In a nasty twist of fate, last Tuesday’s 7.1-magnitude earthquake struck on the anniversary of a 1985 quake that killed more than 10,000 people, the worst in the country’s history.
Improbably, it hit just two hours after an annual earthquake drill, turning Mexico City’s most seismically unstable neighborhoods into something out of a post-apocalyptic movie.
In the trendy Roma neighborhood, shell-shocked and sobbing residents rushed into the street, disoriented and desperate for news of their loved ones — impossible to get in the early minutes, with cell phone networks saturated.

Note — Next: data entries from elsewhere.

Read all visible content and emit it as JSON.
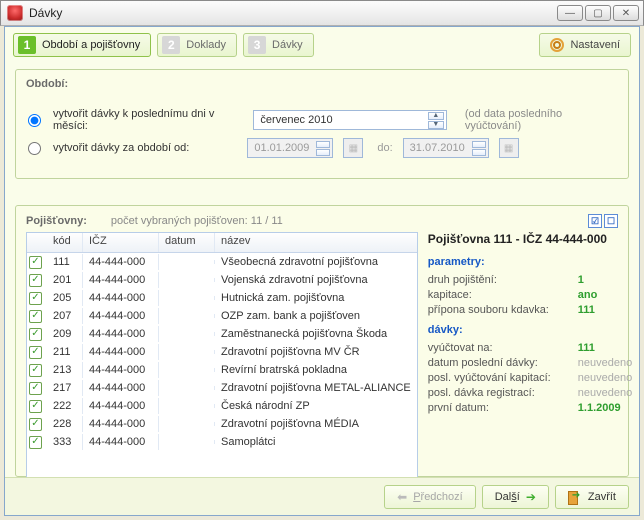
{
  "window": {
    "title": "Dávky"
  },
  "steps": [
    {
      "num": "1",
      "label": "Období a pojišťovny",
      "active": true
    },
    {
      "num": "2",
      "label": "Doklady",
      "active": false
    },
    {
      "num": "3",
      "label": "Dávky",
      "active": false
    }
  ],
  "settings_label": "Nastavení",
  "period": {
    "legend": "Období:",
    "opt_month_label": "vytvořit dávky k poslednímu dni v měsíci:",
    "opt_range_label": "vytvořit dávky za období od:",
    "month_value": "červenec 2010",
    "hint": "(od data posledního vyúčtování)",
    "date_from": "01.01.2009",
    "date_to_label": "do:",
    "date_to": "31.07.2010",
    "selected": "month"
  },
  "insurers": {
    "legend": "Pojišťovny:",
    "count_label": "počet vybraných pojišťoven: 11 / 11",
    "columns": {
      "kod": "kód",
      "icz": "IČZ",
      "datum": "datum",
      "nazev": "název"
    },
    "rows": [
      {
        "checked": true,
        "kod": "111",
        "icz": "44-444-000",
        "datum": "",
        "nazev": "Všeobecná zdravotní pojišťovna"
      },
      {
        "checked": true,
        "kod": "201",
        "icz": "44-444-000",
        "datum": "",
        "nazev": "Vojenská zdravotní pojišťovna"
      },
      {
        "checked": true,
        "kod": "205",
        "icz": "44-444-000",
        "datum": "",
        "nazev": "Hutnická zam. pojišťovna"
      },
      {
        "checked": true,
        "kod": "207",
        "icz": "44-444-000",
        "datum": "",
        "nazev": "OZP zam. bank a pojišťoven"
      },
      {
        "checked": true,
        "kod": "209",
        "icz": "44-444-000",
        "datum": "",
        "nazev": "Zaměstnanecká pojišťovna Škoda"
      },
      {
        "checked": true,
        "kod": "211",
        "icz": "44-444-000",
        "datum": "",
        "nazev": "Zdravotní pojišťovna MV ČR"
      },
      {
        "checked": true,
        "kod": "213",
        "icz": "44-444-000",
        "datum": "",
        "nazev": "Revírní bratrská pokladna"
      },
      {
        "checked": true,
        "kod": "217",
        "icz": "44-444-000",
        "datum": "",
        "nazev": "Zdravotní pojišťovna METAL-ALIANCE"
      },
      {
        "checked": true,
        "kod": "222",
        "icz": "44-444-000",
        "datum": "",
        "nazev": "Česká národní ZP"
      },
      {
        "checked": true,
        "kod": "228",
        "icz": "44-444-000",
        "datum": "",
        "nazev": "Zdravotní pojišťovna MÉDIA"
      },
      {
        "checked": true,
        "kod": "333",
        "icz": "44-444-000",
        "datum": "",
        "nazev": "Samoplátci"
      }
    ]
  },
  "detail": {
    "title": "Pojišťovna 111 - IČZ 44-444-000",
    "section_params": "parametry:",
    "druh_label": "druh pojištění:",
    "druh_value": "1",
    "kapitace_label": "kapitace:",
    "kapitace_value": "ano",
    "pripona_label": "přípona souboru kdavka:",
    "pripona_value": "111",
    "section_davky": "dávky:",
    "vyuctovat_label": "vyúčtovat na:",
    "vyuctovat_value": "111",
    "posledni_davka_label": "datum poslední dávky:",
    "posledni_davka_value": "neuvedeno",
    "posl_kapitaci_label": "posl. vyúčtování kapitací:",
    "posl_kapitaci_value": "neuvedeno",
    "posl_registraci_label": "posl. dávka registrací:",
    "posl_registraci_value": "neuvedeno",
    "prvni_datum_label": "první datum:",
    "prvni_datum_value": "1.1.2009"
  },
  "footer": {
    "prev": "Předchozí",
    "next": "Další",
    "close": "Zavřít"
  }
}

Slowly, a picture of the destruction began to emerge: 39 buildings crumbled to the ground across the capital, trapping hundreds of people inside. Scores more were killed in the states of Morelos, Puebla, Mexico, Guerrero and Oaxaca.

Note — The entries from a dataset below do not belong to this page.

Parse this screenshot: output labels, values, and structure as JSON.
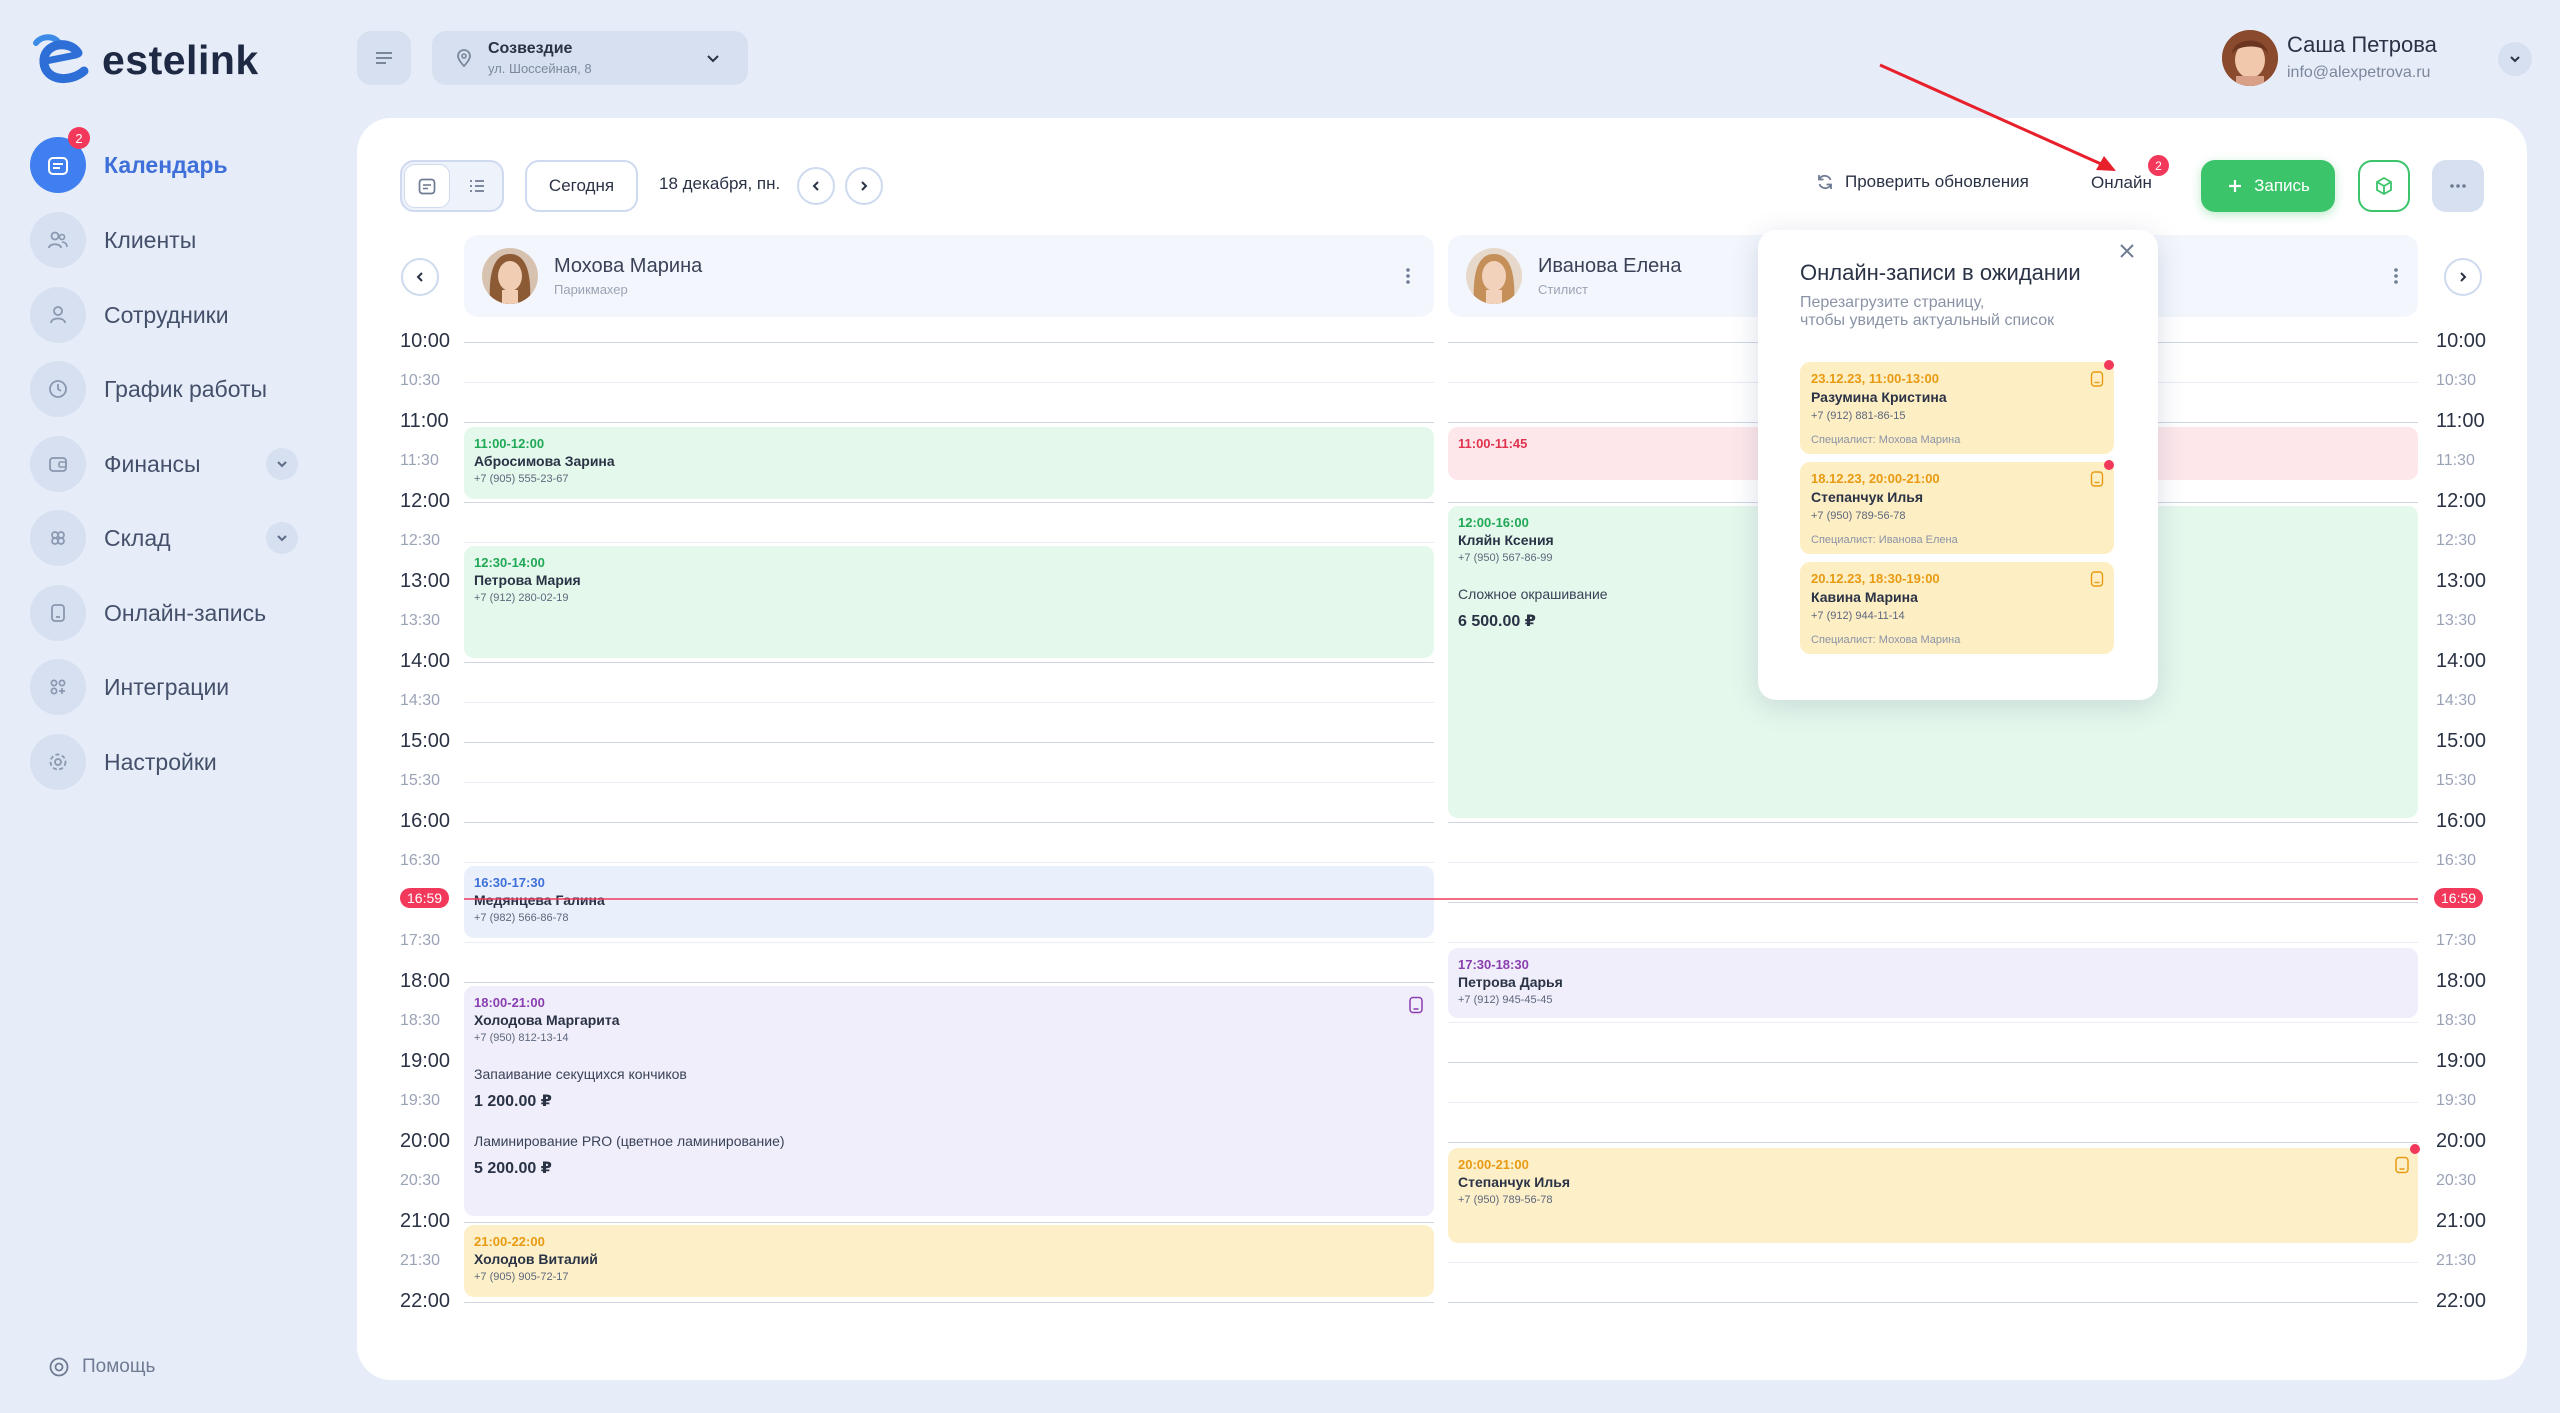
{
  "brand": {
    "name": "estelink"
  },
  "nav": {
    "items": [
      {
        "label": "Календарь",
        "badge": "2",
        "icon": "calendar-icon"
      },
      {
        "label": "Клиенты",
        "icon": "clients-icon"
      },
      {
        "label": "Сотрудники",
        "icon": "user-icon"
      },
      {
        "label": "График работы",
        "icon": "clock-icon"
      },
      {
        "label": "Финансы",
        "icon": "wallet-icon"
      },
      {
        "label": "Склад",
        "icon": "box-icon"
      },
      {
        "label": "Онлайн-запись",
        "icon": "phone-icon"
      },
      {
        "label": "Интеграции",
        "icon": "grid-icon"
      },
      {
        "label": "Настройки",
        "icon": "gear-icon"
      }
    ],
    "help_label": "Помощь"
  },
  "location": {
    "name": "Созвездие",
    "address": "ул. Шоссейная, 8"
  },
  "user": {
    "name": "Саша Петрова",
    "email": "info@alexpetrova.ru"
  },
  "toolbar": {
    "today_label": "Сегодня",
    "date_label": "18 декабря, пн.",
    "refresh_label": "Проверить обновления",
    "online_label": "Онлайн",
    "online_badge": "2",
    "add_label": "Запись"
  },
  "calendar": {
    "times": [
      "10:00",
      "10:30",
      "11:00",
      "11:30",
      "12:00",
      "12:30",
      "13:00",
      "13:30",
      "14:00",
      "14:30",
      "15:00",
      "15:30",
      "16:00",
      "16:30",
      "17:00",
      "17:30",
      "18:00",
      "18:30",
      "19:00",
      "19:30",
      "20:00",
      "20:30",
      "21:00",
      "21:30",
      "22:00"
    ],
    "current_time": "16:59",
    "employees": [
      {
        "name": "Мохова Марина",
        "role": "Парикмахер"
      },
      {
        "name": "Иванова Елена",
        "role": "Стилист"
      }
    ],
    "appointments": [
      {
        "time": "11:00-12:00",
        "name": "Абросимова Зарина",
        "phone": "+7 (905) 555-23-67"
      },
      {
        "time": "12:30-14:00",
        "name": "Петрова Мария",
        "phone": "+7 (912) 280-02-19"
      },
      {
        "time": "16:30-17:30",
        "name": "Медянцева Галина",
        "phone": "+7 (982) 566-86-78"
      },
      {
        "time": "18:00-21:00",
        "name": "Холодова Маргарита",
        "phone": "+7 (950) 812-13-14",
        "services": [
          {
            "name": "Запаивание секущихся кончиков",
            "price": "1 200.00 ₽"
          },
          {
            "name": "Ламинирование PRO (цветное ламинирование)",
            "price": "5 200.00 ₽"
          }
        ]
      },
      {
        "time": "21:00-22:00",
        "name": "Холодов Виталий",
        "phone": "+7 (905) 905-72-17"
      },
      {
        "time": "11:00-11:45"
      },
      {
        "time": "12:00-16:00",
        "name": "Кляйн Ксения",
        "phone": "+7 (950) 567-86-99",
        "services": [
          {
            "name": "Сложное окрашивание",
            "price": "6 500.00 ₽"
          }
        ]
      },
      {
        "time": "17:30-18:30",
        "name": "Петрова Дарья",
        "phone": "+7 (912) 945-45-45"
      },
      {
        "time": "20:00-21:00",
        "name": "Степанчук Илья",
        "phone": "+7 (950) 789-56-78"
      }
    ]
  },
  "popup": {
    "title": "Онлайн-записи в ожидании",
    "subtitle_1": "Перезагрузите страницу,",
    "subtitle_2": "чтобы увидеть актуальный список",
    "items": [
      {
        "time": "23.12.23, 11:00-13:00",
        "name": "Разумина Кристина",
        "phone": "+7 (912) 881-86-15",
        "specialist": "Специалист: Мохова Марина"
      },
      {
        "time": "18.12.23, 20:00-21:00",
        "name": "Степанчук Илья",
        "phone": "+7 (950) 789-56-78",
        "specialist": "Специалист: Иванова Елена"
      },
      {
        "time": "20.12.23, 18:30-19:00",
        "name": "Кавина Марина",
        "phone": "+7 (912) 944-11-14",
        "specialist": "Специалист: Мохова Марина"
      }
    ]
  },
  "colors": {
    "accent": "#3f7ff0",
    "add_button": "#3cc46a",
    "badge": "#f2395b",
    "now_line": "#f2395b"
  }
}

Just as in 1985, thousands of volunteer rescuers sprang into action, scrambling onto the mountains of mangled steel and concrete to dig through the rubble with their bare hands in a desperate search for survivors.
Rescue teams from across Mexico and around the world soon joined them.
Across the city, 69 people were pulled alive from the wreckage in the first days.
But since late Friday, only bodies have been recovered.
Now the delicate question facing the nation is how long to keep up the search.
– ‘Our patience is over’ –
Rescue workers have now wrapped up their efforts at all but five sites in Mexico City, and the chances of pulling more survivors from the rubble are dim.
But President Enrique Pena Nieto has been careful to insist that authorities will not send in bulldozers to start cleanup until rescuers are absolutely certain there are no more people in the rubble.
His government has been accused of botching communications with families of the missing.